The worst thing you can do is to respond to a tweet by asking your  customer to call you at your 1-800-number. Sure, it’s often appropriate to take it offline, but do it their way.

Offer a DM to continue the dialogue, chat or call as needed, and then go back online so you can have a happy twitter “you’re the best” exchange about your resolution.

5. Lacking Organized Policies and Processes

At this stage of the game most companies’ social care programs have grown organically through trial and error. There’s much to be said for that.

To scale you’ll need a clearly defined playbook and rules for engagement and escalation.

6. Underestimating Training Needs

Your best social media reps should be rock stars in the foundations of effective customer service. After all if you were going to invite a TV crew into your center to record interactions with customers, you would pick your strongest players, this is not much different.

But it takes more than that. Your reps are going to need training on all the ins and outs of social media communication (e.g. use of emoticons, when to get PR involved, how to sound casual yet professional all in 140 characters).

7. Overlooking the Need For Channel Integration

Often a ticked off customer is trying multiple channels at once.

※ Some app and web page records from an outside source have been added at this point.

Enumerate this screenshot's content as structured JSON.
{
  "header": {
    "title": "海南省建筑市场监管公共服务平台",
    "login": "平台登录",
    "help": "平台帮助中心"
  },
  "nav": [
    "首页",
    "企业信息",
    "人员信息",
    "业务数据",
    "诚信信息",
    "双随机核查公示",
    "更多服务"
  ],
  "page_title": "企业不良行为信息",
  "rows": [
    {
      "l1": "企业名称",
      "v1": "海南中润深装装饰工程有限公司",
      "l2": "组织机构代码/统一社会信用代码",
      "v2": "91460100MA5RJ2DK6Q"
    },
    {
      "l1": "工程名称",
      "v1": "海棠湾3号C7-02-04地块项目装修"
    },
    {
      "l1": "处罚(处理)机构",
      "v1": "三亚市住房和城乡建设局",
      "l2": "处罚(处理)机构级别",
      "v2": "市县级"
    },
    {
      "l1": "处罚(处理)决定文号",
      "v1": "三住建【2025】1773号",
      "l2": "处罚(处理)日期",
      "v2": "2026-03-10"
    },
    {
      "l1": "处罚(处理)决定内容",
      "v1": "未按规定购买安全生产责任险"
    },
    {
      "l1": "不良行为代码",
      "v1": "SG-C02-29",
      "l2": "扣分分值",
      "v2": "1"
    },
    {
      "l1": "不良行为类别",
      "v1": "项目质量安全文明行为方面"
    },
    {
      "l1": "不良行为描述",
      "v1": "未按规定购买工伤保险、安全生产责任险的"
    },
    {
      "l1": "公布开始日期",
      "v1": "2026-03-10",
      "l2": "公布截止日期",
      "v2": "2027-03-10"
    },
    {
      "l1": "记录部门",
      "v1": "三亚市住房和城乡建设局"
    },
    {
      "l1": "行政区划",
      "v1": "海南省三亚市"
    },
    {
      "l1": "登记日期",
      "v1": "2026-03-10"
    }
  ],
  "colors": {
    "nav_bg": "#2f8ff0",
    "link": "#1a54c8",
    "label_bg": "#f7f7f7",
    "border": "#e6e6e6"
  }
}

They’re listening to your muzak on hold, engaging in a live chat and tweeting out their state of misery.

The most effective social care programs utilize technology and processes to enable them to service customers seamlessly across channels.

If you’re feeling behind, don’t worry-- you’re not alone.

Do start now to refine your program and invest to ensure you're avoiding the 7 deadly sins of social customer service.

See Also:  50 HBR’s Study of 50 Companies That Get Twitter and 50 Companies That Don't